ORT Mexico University has offered itself as an aid distribution centre to help those badly affected by an earthquake which hit Mexico City yesterday reportedly claiming more than 200 lives.
Meanwhile, the Colegio Israelita de Mexico – ORT (CIM-ORT) day school, like all the capital’s schools, has closed until further notice.
Both institutions were hastily but safely evacuated after the 7.1 magnitude quake struck at lunchtime (local time) yesterday, causing buildings to collapse at more than 40 places across the city. No-one among the ORT family has been reported injured.
The CIM-ORT school is built on solid ground while the university is situated in the Roma Norte neighbourhood of the capital, whose soft soil makes it vulnerable to earthquake damage. But the three-storey building survived intact, having been constructed according to the best earthquake resistant specifications in the 1990s.
“I was in a meeting when the earthquake hit at about 1.15pm,” said University Rector Moises Salinas. “We had 100 to 120 people in the building. The earthquake was pretty strong, strong enough so that when we were going down the stairs it was throwing us from side to side. It was difficult to climb down the stairs but I was more worried that someone could fall down the stairs than about the building collapsing. The adrenaline is going and you don’t have time to be scared. There were people coming down from the second floor and I had to tell them to stop running because you are more likely to have someone injured if everyone is running.”
The 7.1 magnitude quake is the second to hit Mexico in as many weeks, the previous one was stronger but the epicentre was further from the capital so caused it less damage.
“It was ironic that it was the anniversary of the big earthquake of 1985 when it’s traditional to have a practice evacuation, which we did at 11am. So the actual evacuation went very smoothly,” Dr Salinas said.
For four hours after the quake, the district’s roads were closed so Dr Salinas called his family, inspected the building and discussed with his management team their response to the d
isaster. In that time he counted four nearby buildings which had collapsed. A few blocks distance, the Nidje Israel Ashkenazi Synagogue was seriously damaged and one person was reported badly injured. It is believed to be the only Jewish communal building to have been damaged in the earthquake.
“We phoned everyone to confirm that classes today would be cancelled and offered our building to an organisation which is distributing aid because we’re right in the middle of everything and we have space. And it is, after all, in the ethos of our university. They accepted in principle but we will find out today whether logistically our offer is practical,” Dr Salinas said.
His brother, Jimmy, is National Director of ORT Mexico. He confirmed that the ORT community had come through the situation unharmed.
“We are fine,” he said yesterday in response to messages of concern, sympathy and support from members of the ORT family around the world. “The students at the school are all safe. The school has been inspected and there is no structural damage. Classes are cancelled until further notice. But the city is in total chaos. It is hard to describe what’s going on here… dozens of buildings collapsed… an elementary school completely destroyed killing more than 20 children… Collective hysteria with people expecting an aftershock at any moment… Hard days are ahead of us.”
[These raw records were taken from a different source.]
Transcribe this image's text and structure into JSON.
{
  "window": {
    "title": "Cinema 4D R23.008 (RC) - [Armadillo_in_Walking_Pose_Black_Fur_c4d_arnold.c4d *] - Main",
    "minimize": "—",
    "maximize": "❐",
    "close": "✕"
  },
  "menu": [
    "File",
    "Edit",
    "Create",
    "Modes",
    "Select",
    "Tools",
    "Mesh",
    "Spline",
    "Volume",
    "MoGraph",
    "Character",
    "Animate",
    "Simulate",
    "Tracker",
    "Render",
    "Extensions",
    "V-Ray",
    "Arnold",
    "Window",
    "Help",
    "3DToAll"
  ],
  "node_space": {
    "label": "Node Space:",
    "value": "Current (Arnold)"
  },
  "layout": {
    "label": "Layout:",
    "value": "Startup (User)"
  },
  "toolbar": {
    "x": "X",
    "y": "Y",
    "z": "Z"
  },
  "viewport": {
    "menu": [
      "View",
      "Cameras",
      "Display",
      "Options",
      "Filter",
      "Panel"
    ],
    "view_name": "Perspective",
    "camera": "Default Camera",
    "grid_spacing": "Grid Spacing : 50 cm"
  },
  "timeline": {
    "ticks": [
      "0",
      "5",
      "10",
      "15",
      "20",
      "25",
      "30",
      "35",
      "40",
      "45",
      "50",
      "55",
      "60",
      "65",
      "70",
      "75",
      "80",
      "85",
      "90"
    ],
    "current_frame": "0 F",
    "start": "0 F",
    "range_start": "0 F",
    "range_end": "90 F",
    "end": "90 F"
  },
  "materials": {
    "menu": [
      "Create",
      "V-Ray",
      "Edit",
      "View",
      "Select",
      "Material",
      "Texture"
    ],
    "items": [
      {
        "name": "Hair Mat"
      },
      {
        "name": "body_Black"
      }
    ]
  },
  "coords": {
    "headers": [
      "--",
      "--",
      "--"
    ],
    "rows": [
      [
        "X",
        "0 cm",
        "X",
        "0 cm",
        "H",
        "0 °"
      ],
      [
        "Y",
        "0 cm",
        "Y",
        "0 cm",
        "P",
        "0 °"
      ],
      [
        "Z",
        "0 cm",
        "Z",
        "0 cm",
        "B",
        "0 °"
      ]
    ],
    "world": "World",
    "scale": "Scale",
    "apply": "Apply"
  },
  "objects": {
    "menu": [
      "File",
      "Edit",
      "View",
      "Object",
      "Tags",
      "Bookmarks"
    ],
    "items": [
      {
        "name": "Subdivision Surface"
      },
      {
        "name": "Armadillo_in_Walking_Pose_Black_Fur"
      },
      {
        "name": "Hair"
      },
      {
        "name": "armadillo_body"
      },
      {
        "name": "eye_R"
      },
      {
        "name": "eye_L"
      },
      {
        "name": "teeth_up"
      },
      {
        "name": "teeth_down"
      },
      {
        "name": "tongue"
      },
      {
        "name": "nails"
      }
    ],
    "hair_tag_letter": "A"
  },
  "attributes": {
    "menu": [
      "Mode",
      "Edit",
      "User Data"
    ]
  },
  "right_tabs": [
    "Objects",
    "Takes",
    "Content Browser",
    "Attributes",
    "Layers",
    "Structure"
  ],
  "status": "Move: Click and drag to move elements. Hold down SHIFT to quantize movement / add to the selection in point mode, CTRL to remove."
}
As they prepare for Rosh Hashana, which starts tonight, all in Mexico’s ORT community are hoping for calm but their thoughts will with the thousands of compatriots who will not be fortunate enough to be sitting down to feast with friends and families.
“We’re safe but we’re very sorry knowing that it is those who have less who are usually the ones who suffer most in these situations,” said Dr Salinas. “We’re willing to help in any way we can – that’s our mission.”